2 people found this helpful

  • Generale
    5 out of 5 stars
  • Cooper3000
  • 19/11/2010

Great narration and story

The author does a wonderful job of telling the tale of Patton, which is read wonderfully by the narrator. An objective look at one of the US's most brilliant generals.

2 people found this helpful

  • Generale
    5 out of 5 stars
  • Lettura
    5 out of 5 stars
  • Storia
    5 out of 5 stars
  • JURANDYR
  • 02/01/2015

Great Book!

Thanks, Mr. Axelrod. Patton still lives, teaches and figths through your words.

This is a great book for both the unitiated who is somewhat curious about the General and those who want to learn more about him than what can be readily obtained by searching the Internet.

Great narration, too.

A great experience, this audiobook.

1 person found this helpful

  • Generale
    5 out of 5 stars
  • Lettura
    5 out of 5 stars
  • Storia
    5 out of 5 stars
  • kay klemens
  • 02/04/2021

Patton

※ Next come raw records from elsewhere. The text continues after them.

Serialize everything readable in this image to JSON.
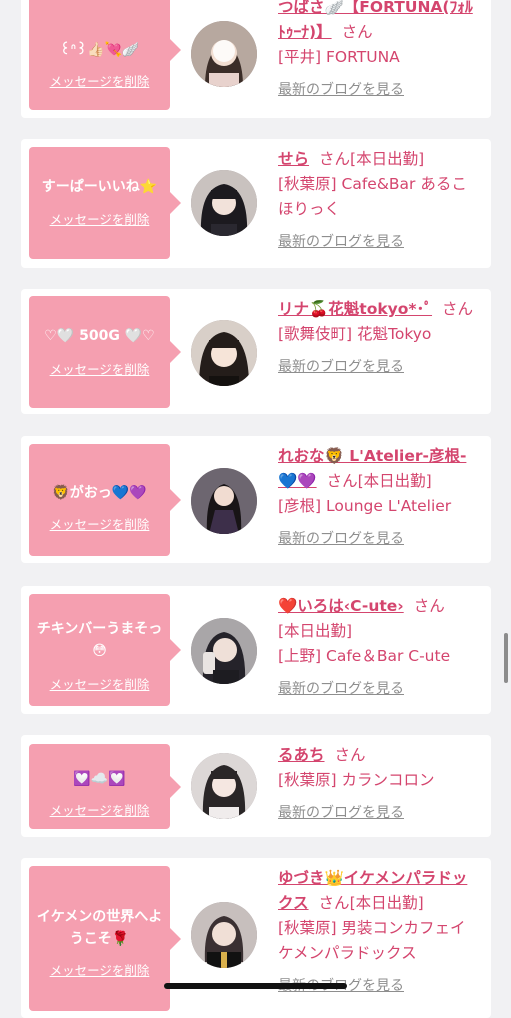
{
  "delete_label": "メッセージを削除",
  "blog_label": "最新のブログを見る",
  "san_label": "さん",
  "colors": {
    "bubble": "#f59fb0",
    "name": "#d4456e",
    "muted": "#8e8e8e",
    "background": "#f1f1f3"
  },
  "cards": [
    {
      "message": "꒰ᐢ꒱👍🏻💘🪽",
      "name": "つばさ🪽【FORTUNA(ﾌｫﾙﾄｩｰﾅ)】",
      "status": "",
      "shop": "[平井] FORTUNA"
    },
    {
      "message": "すーぱーいいね⭐",
      "name": "せら",
      "status": "[本日出勤]",
      "shop": "[秋葉原] Cafe&Bar あるこほりっく"
    },
    {
      "message": "♡🤍 500G 🤍♡",
      "name": "リナ🍒花魁tokyo*･ﾟ",
      "status": "",
      "shop": "[歌舞伎町] 花魁Tokyo"
    },
    {
      "message": "🦁がおっ💙💜",
      "name": "れおな🦁 L'Atelier-彦根-💙💜",
      "status": "[本日出勤]",
      "shop": "[彦根] Lounge L'Atelier"
    },
    {
      "message": "チキンバーうまそっ😳",
      "name": "❤️いろは‹C-ute›",
      "status": "[本日出勤]",
      "shop": "[上野] Cafe＆Bar C-ute"
    },
    {
      "message": "💟☁️💟",
      "name": "るあち",
      "status": "",
      "shop": "[秋葉原] カランコロン"
    },
    {
      "message": "イケメンの世界へようこそ🌹",
      "name": "ゆづき👑イケメンパラドックス",
      "status": "[本日出勤]",
      "shop": "[秋葉原] 男装コンカフェイケメンパラドックス"
    }
  ]
}
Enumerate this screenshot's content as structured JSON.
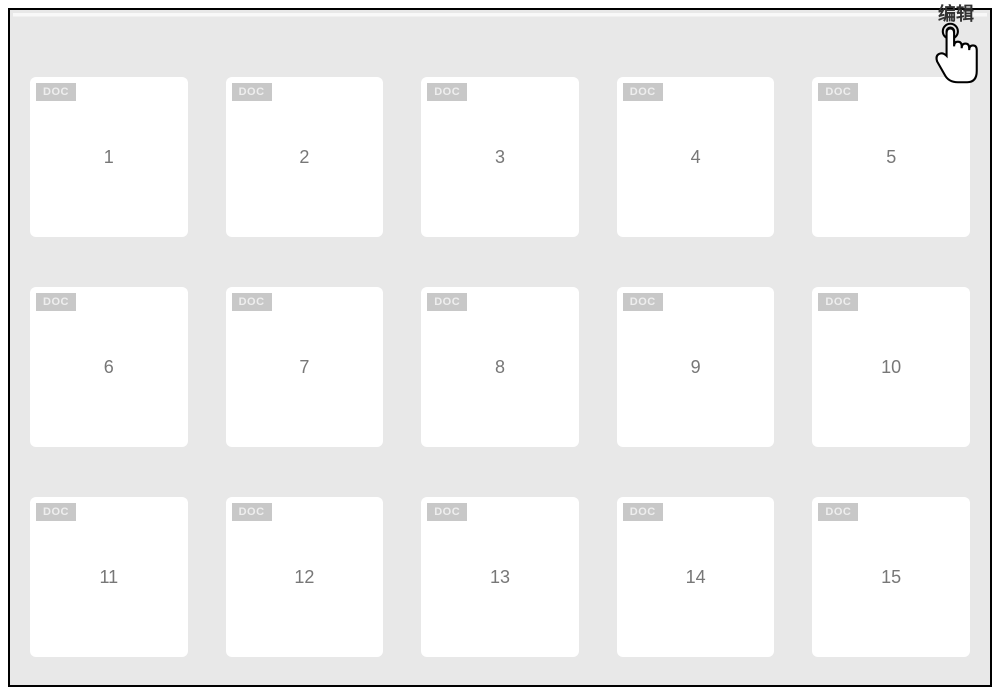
{
  "edit": {
    "label": "编辑"
  },
  "documents": [
    {
      "badge": "DOC",
      "number": "1"
    },
    {
      "badge": "DOC",
      "number": "2"
    },
    {
      "badge": "DOC",
      "number": "3"
    },
    {
      "badge": "DOC",
      "number": "4"
    },
    {
      "badge": "DOC",
      "number": "5"
    },
    {
      "badge": "DOC",
      "number": "6"
    },
    {
      "badge": "DOC",
      "number": "7"
    },
    {
      "badge": "DOC",
      "number": "8"
    },
    {
      "badge": "DOC",
      "number": "9"
    },
    {
      "badge": "DOC",
      "number": "10"
    },
    {
      "badge": "DOC",
      "number": "11"
    },
    {
      "badge": "DOC",
      "number": "12"
    },
    {
      "badge": "DOC",
      "number": "13"
    },
    {
      "badge": "DOC",
      "number": "14"
    },
    {
      "badge": "DOC",
      "number": "15"
    }
  ]
}
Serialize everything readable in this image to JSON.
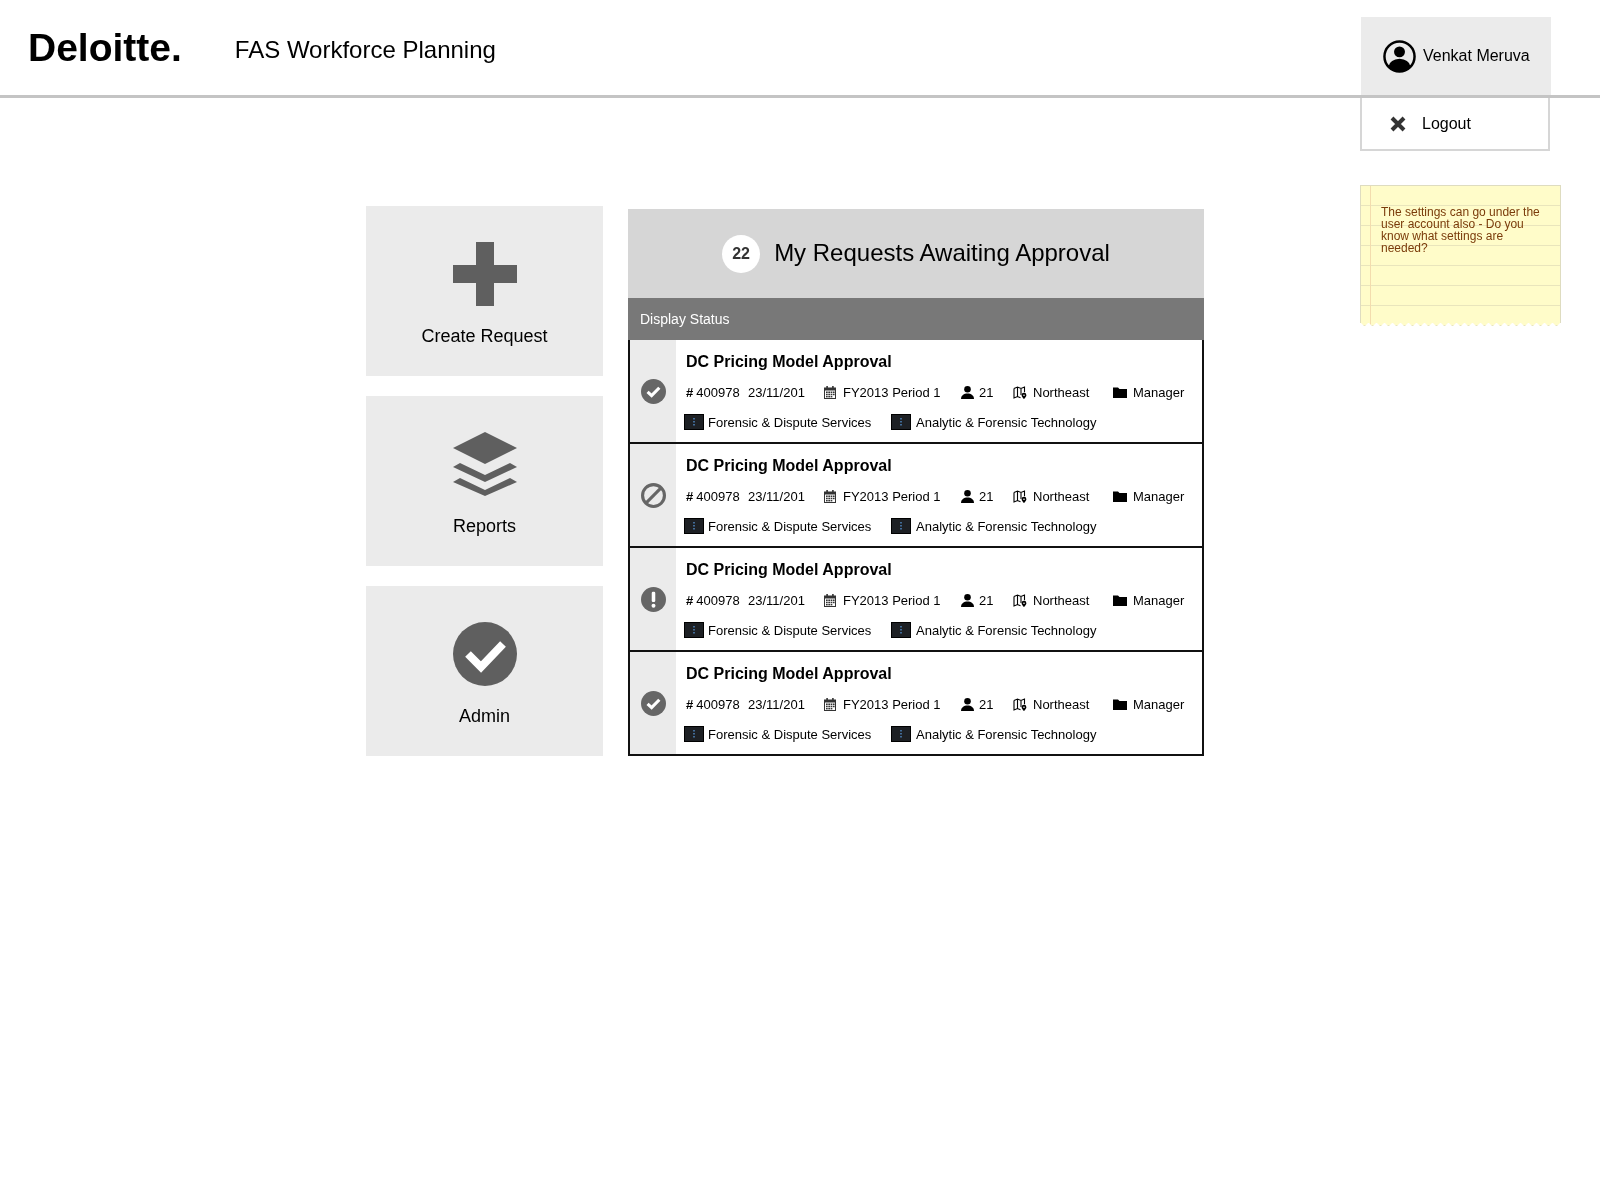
{
  "header": {
    "logo": "Deloitte.",
    "app_title": "FAS Workforce Planning"
  },
  "user_menu": {
    "user_name": "Venkat Meruva",
    "logout_label": "Logout"
  },
  "tiles": [
    {
      "kind": "create",
      "label": "Create Request"
    },
    {
      "kind": "reports",
      "label": "Reports"
    },
    {
      "kind": "admin",
      "label": "Admin"
    }
  ],
  "requests_panel": {
    "count": "22",
    "title": "My Requests Awaiting Approval",
    "status_bar_label": "Display Status",
    "requests": [
      {
        "kind": "approved",
        "title": "DC Pricing Model Approval",
        "number_prefix": "#",
        "number": "400978",
        "date": "23/11/201",
        "period": "FY2013 Period 1",
        "headcount": "21",
        "region": "Northeast",
        "role": "Manager",
        "service_line": "Forensic & Dispute Services",
        "sub_service_line": "Analytic & Forensic Technology"
      },
      {
        "kind": "rejected",
        "title": "DC Pricing Model Approval",
        "number_prefix": "#",
        "number": "400978",
        "date": "23/11/201",
        "period": "FY2013 Period 1",
        "headcount": "21",
        "region": "Northeast",
        "role": "Manager",
        "service_line": "Forensic & Dispute Services",
        "sub_service_line": "Analytic & Forensic Technology"
      },
      {
        "kind": "flagged",
        "title": "DC Pricing Model Approval",
        "number_prefix": "#",
        "number": "400978",
        "date": "23/11/201",
        "period": "FY2013 Period 1",
        "headcount": "21",
        "region": "Northeast",
        "role": "Manager",
        "service_line": "Forensic & Dispute Services",
        "sub_service_line": "Analytic & Forensic Technology"
      },
      {
        "kind": "approved",
        "title": "DC Pricing Model Approval",
        "number_prefix": "#",
        "number": "400978",
        "date": "23/11/201",
        "period": "FY2013 Period 1",
        "headcount": "21",
        "region": "Northeast",
        "role": "Manager",
        "service_line": "Forensic & Dispute Services",
        "sub_service_line": "Analytic & Forensic Technology"
      }
    ]
  },
  "sticky_note": {
    "text": "The settings can go under the user account also - Do you know what settings are needed?"
  }
}
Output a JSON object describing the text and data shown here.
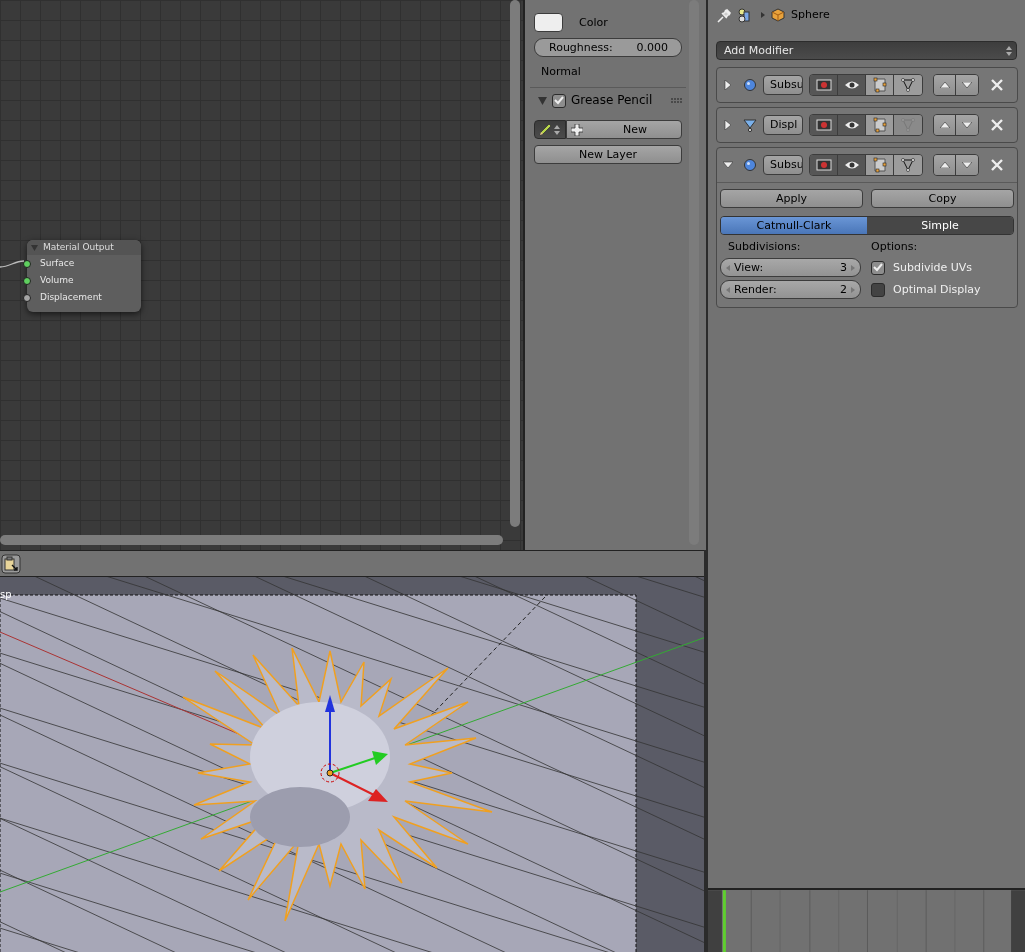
{
  "node_editor": {
    "node": {
      "title": "Material Output",
      "expanded": true,
      "sockets": [
        {
          "label": "Surface",
          "color": "#5fcf5f"
        },
        {
          "label": "Volume",
          "color": "#5fcf5f"
        },
        {
          "label": "Displacement",
          "color": "#a6a6a6"
        }
      ]
    }
  },
  "material_panel": {
    "color_label": "Color",
    "roughness": {
      "label": "Roughness:",
      "value": "0.000",
      "level": 0
    },
    "normal_label": "Normal"
  },
  "grease_pencil": {
    "title": "Grease Pencil",
    "expanded": true,
    "checked": true,
    "new_button": "New",
    "new_layer_button": "New Layer"
  },
  "viewport": {
    "label": "sp"
  },
  "properties": {
    "breadcrumb": "Sphere",
    "add_modifier": "Add Modifier",
    "modifiers": [
      {
        "kind": "subsurf",
        "name": "Subsu",
        "expanded": false,
        "cage": true
      },
      {
        "kind": "displace",
        "name": "Displ",
        "expanded": false,
        "cage": false
      },
      {
        "kind": "subsurf",
        "name": "Subsu",
        "expanded": true,
        "cage": true,
        "settings": {
          "apply": "Apply",
          "copy": "Copy",
          "tabs": [
            {
              "label": "Catmull-Clark",
              "selected": true
            },
            {
              "label": "Simple",
              "selected": false
            }
          ],
          "subdivisions_heading": "Subdivisions:",
          "fields": [
            {
              "label": "View:",
              "value": "3"
            },
            {
              "label": "Render:",
              "value": "2"
            }
          ],
          "options_heading": "Options:",
          "options": [
            {
              "label": "Subdivide UVs",
              "checked": true
            },
            {
              "label": "Optimal Display",
              "checked": false
            }
          ]
        }
      }
    ]
  }
}
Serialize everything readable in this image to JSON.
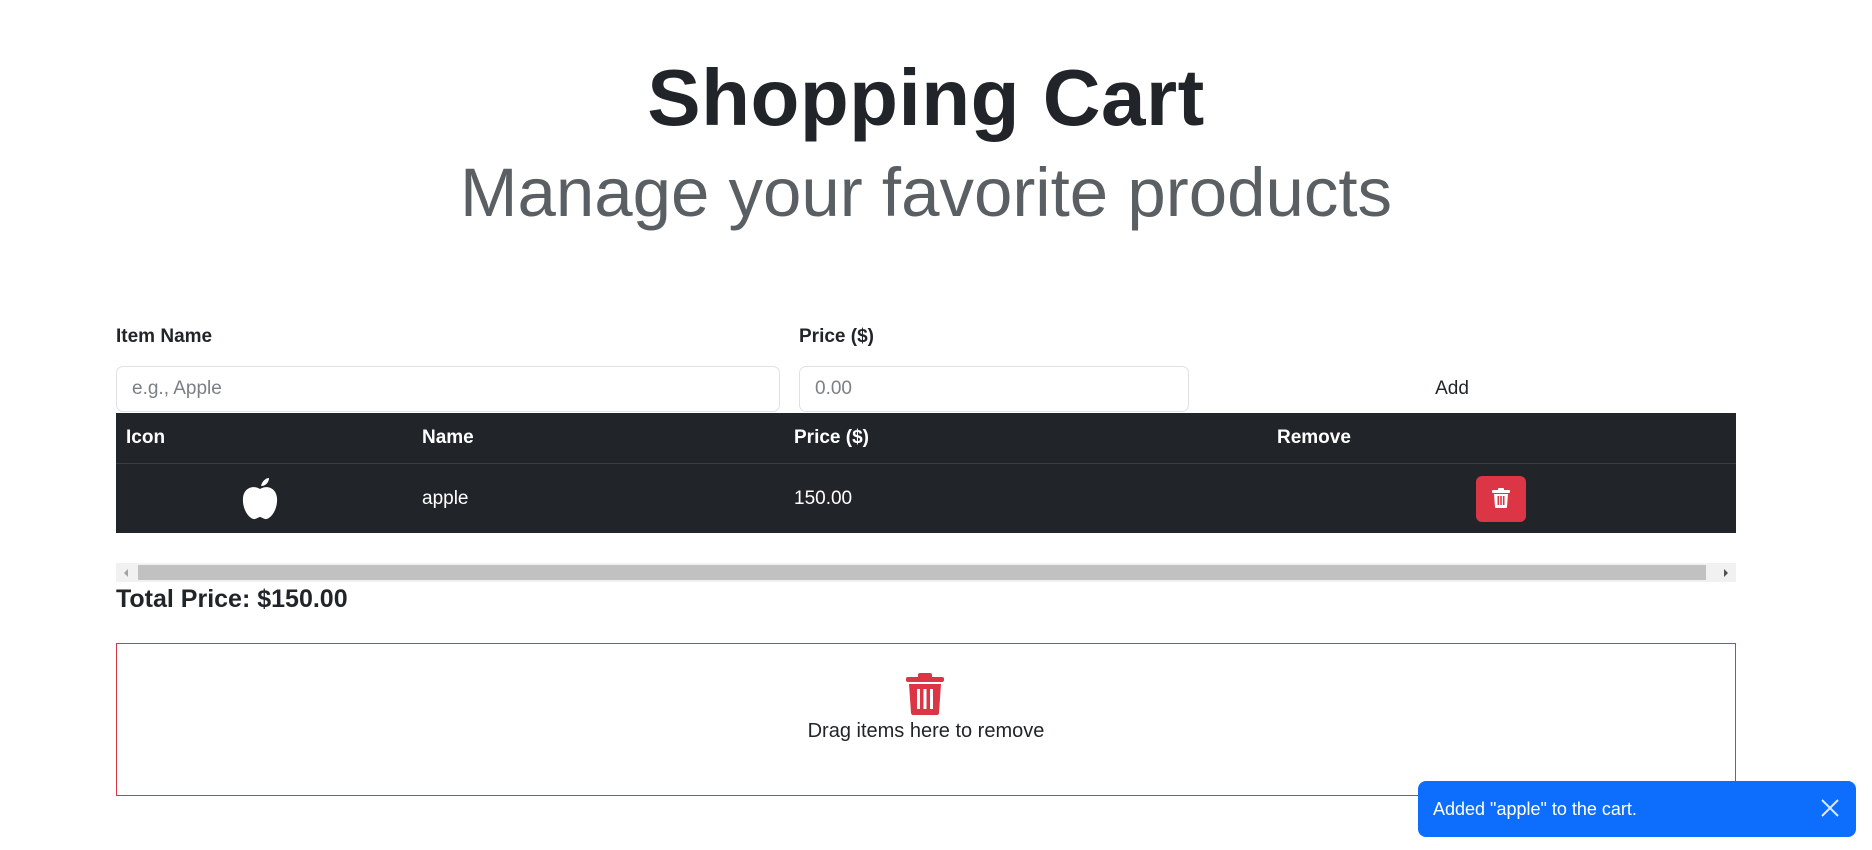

Very excellent audible story ,very well put together enjoy the author an the way it was presented;will place in library to enjoy reading again. love learning about history past ,a time not forgotten ,good read.

  • Generale
    5 out of 5 stars
  • Lettura
    5 out of 5 stars
  • Storia
    5 out of 5 stars
  • OklabyGodhoma
  • 15/03/2021

Patton; a man for all time

I thoroughly enjoyed this book because it gave me a chance to understand what my father endured. My father served under “Blood and Guts” Patton in Africa, Sicily and Italy. During that time he also received the Purple Heart with 3 Oakleaf clusters. I never understood fully until now why my father would say that they would have followed Patton to the gates of Hell. I remember of his telling me of the cold still nights in North Africa where they would hear Patton’s siren on his staff car for what seemed like hours only to get a quick glimpse of him standing as he rapidly passed. In later years long after my father had passed I got to know a next door neighbor. He too had served under Patton but in a much different role. Colonel Robert “Bob”Clark had served as an aid to Lt. Gen.Patton when Patton ordered the weather prayer. Several years ago now on a hot August evening Col. Clark shared something with me that I will never forget. It was the prayer, the original prayer hand written in pencil on a thin piece of cardboard. I stood there reading it and thought of my father and of course the movie but mostly how for that brief time I held a piece of history that millions have only read about. In these days of cancel culture and all the other clique words being thrown about I understand all to fully how a nation that was valued and fought for so hard has been given away by so many who not only would not fight but wouldn’t even take the time to look up from their phones to realize what they’re loosing. Thank you Dad, thank you Col. Clark and thank you General Patton. May God bless each of you.